In addition to the feature, this Blu-Ray Disc version of "Charlie and the Chocolate Factory" comes packed with some really neat special features, starting with the "In-Movie Experience" with director Tim Burton as he takes you through the creative process behind the production of the film, which is fun and informative and can be viewed simultaneously with the feature.
A full length audio commentary with director Tim Burton is definitely worth the time invested, as well as a great assortment of unique featurettes.
"Becoming Oompa-Loompa", a segment that introduces us to actor Deep Roy, the only true image of "Oompa Loompa" present in "Charlie and the Chocolate Factory". Focusing on the visual effects department, we learn just how one single performer was digitally mapped through CGI to produce several individual "Oompa Loompas" with the exact personal characteristics.
"Charlie and the Chocolate Factory: Chocolate Dreams" is a short behind-the-scenes feature focusing on the general production of the film. "Different Faces, Different Flavors" introduces us to the actors and their individual characters as portrayed in the film. "Designer Chocolate" delves into the production design of the fable-like town showcased in the film that features both American and British sensibilities. "Under the Wrapper" takes a look at the special visual effects used to bring Wonka's candy factory to life, while "Charlie and the Chocolate Factory: Sweet Sounds" introduces us to composer Danny Elfman and the score that he wrote and produced for the feature presentation.
"Attack of the Squirrels" is a completely priceless featurette showcasing the training of actual real-life squirrels for use in the "nut shelling" scene found in "Charlie and the Chocolate Factory". If you love all things cute and cuddly, this one is not to be missed!
"The Fantastic Mr. Dahl" takes a short glimpse into the life of the author of "Charlie and the Chocolate Factory". Two more visual effects segments titled "Pre-Vis of Augustus Gloop" and "Pre-Vis of Mike Teavee" along with a theatrical trailer and brief music video-style "Club Reel" complete the nice assortment of special features found on the HD DVD of "Charlie and the Chocolate Factory".
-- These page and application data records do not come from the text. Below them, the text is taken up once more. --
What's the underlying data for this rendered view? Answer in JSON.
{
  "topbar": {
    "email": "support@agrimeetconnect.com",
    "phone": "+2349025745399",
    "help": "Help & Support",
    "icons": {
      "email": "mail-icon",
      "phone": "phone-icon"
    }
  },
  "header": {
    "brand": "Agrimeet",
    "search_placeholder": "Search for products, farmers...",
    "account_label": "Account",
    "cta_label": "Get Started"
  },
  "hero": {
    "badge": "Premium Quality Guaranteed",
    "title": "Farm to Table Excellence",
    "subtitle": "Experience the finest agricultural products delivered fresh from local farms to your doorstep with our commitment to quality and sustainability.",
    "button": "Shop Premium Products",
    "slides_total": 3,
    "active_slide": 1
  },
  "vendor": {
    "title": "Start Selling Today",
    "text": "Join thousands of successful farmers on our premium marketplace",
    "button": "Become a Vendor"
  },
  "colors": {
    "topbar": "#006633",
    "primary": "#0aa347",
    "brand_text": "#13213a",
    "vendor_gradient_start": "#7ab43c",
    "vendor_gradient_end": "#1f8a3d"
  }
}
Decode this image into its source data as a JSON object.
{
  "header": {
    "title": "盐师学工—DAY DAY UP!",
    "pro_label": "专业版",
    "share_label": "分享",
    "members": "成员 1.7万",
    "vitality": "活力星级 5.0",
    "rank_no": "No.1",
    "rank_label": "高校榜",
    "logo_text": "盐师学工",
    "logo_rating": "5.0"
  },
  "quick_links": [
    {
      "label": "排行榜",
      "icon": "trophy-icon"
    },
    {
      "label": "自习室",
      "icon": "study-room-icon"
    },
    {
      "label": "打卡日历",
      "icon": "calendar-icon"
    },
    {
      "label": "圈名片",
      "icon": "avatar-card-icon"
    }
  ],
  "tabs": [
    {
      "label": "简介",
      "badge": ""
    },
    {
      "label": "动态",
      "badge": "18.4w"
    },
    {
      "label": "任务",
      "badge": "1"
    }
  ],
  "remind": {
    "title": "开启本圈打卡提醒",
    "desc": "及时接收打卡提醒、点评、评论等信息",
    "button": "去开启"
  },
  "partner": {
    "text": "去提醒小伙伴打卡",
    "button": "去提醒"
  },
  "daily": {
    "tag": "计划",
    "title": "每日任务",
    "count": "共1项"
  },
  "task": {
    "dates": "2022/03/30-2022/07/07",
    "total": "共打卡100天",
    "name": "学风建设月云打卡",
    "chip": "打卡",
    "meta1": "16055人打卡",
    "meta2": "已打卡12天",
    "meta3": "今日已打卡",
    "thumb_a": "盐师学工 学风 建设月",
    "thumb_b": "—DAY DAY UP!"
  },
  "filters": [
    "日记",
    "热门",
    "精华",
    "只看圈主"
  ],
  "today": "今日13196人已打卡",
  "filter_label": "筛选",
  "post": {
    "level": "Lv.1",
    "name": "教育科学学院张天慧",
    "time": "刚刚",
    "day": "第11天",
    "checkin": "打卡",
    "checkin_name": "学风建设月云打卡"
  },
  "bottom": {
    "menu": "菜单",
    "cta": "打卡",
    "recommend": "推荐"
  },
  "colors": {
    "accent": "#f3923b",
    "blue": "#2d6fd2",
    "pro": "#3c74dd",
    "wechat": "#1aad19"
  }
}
Slightly quirky at times, including the rather cartoon-like CGI used during the opening title sequence, "Charlie and the Chocolate Factory" still managed to outperform any preconceived notions I may have had. I have yet to be disappointed by the multi-talented and always entertaining Johnny Depp. With his larger than life super-white teeth and hilariously sinister, yet ultra-witty dialogue, Depp delivers another awesome performance that truly shines on this Blu-Ray Disc!